§ Action item: Read the records that follow and state how many lines hold "import", adding nothing else.

*** Opening of Data excerpts ***

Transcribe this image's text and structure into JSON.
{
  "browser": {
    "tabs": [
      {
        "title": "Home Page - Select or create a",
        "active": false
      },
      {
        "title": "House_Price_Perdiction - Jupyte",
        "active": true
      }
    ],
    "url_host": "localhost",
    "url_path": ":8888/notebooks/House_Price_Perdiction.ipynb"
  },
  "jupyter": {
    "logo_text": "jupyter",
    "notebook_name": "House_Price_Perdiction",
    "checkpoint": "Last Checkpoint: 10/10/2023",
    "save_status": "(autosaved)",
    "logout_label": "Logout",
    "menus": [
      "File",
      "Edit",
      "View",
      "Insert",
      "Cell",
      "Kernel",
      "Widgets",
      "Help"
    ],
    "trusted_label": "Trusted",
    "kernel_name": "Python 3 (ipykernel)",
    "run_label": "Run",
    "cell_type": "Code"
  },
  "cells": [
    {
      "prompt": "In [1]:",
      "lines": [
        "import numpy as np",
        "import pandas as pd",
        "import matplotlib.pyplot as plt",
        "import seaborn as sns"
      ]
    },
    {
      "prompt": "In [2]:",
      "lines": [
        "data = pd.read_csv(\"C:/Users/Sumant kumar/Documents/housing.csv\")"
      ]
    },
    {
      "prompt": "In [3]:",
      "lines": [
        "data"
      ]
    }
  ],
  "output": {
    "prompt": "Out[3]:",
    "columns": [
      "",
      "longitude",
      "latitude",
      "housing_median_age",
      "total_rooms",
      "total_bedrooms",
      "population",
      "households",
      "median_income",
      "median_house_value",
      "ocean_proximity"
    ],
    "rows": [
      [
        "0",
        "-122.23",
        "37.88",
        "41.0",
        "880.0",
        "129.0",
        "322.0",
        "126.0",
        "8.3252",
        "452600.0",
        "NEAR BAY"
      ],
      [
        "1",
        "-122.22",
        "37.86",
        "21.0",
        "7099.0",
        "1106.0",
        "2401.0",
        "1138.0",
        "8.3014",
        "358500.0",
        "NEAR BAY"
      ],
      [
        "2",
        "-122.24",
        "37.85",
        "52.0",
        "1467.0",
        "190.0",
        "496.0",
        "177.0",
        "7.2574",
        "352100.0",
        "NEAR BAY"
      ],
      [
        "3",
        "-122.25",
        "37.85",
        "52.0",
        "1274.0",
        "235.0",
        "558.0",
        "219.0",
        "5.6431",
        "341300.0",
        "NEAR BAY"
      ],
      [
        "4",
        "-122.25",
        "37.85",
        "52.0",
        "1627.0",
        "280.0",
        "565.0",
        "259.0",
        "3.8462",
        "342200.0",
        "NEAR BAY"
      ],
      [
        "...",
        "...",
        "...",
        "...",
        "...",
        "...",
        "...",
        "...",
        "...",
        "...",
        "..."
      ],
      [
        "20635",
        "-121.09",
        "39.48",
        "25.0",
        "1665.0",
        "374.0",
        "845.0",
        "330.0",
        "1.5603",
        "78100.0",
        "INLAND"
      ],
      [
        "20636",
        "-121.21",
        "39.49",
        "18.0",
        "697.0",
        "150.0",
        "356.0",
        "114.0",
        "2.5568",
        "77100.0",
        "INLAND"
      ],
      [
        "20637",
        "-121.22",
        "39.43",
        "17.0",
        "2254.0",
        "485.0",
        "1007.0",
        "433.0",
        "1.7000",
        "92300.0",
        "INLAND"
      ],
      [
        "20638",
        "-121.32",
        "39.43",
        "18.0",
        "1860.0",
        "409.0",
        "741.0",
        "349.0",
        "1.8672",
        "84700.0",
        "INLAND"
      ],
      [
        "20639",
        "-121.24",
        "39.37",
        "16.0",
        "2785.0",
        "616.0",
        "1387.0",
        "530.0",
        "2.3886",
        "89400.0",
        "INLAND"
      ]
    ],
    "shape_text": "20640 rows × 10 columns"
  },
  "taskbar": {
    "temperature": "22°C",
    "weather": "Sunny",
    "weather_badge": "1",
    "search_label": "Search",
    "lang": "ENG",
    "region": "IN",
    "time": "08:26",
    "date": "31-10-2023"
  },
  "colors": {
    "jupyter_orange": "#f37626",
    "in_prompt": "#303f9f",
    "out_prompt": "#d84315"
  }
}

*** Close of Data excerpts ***

§ Answer to the exercise: 4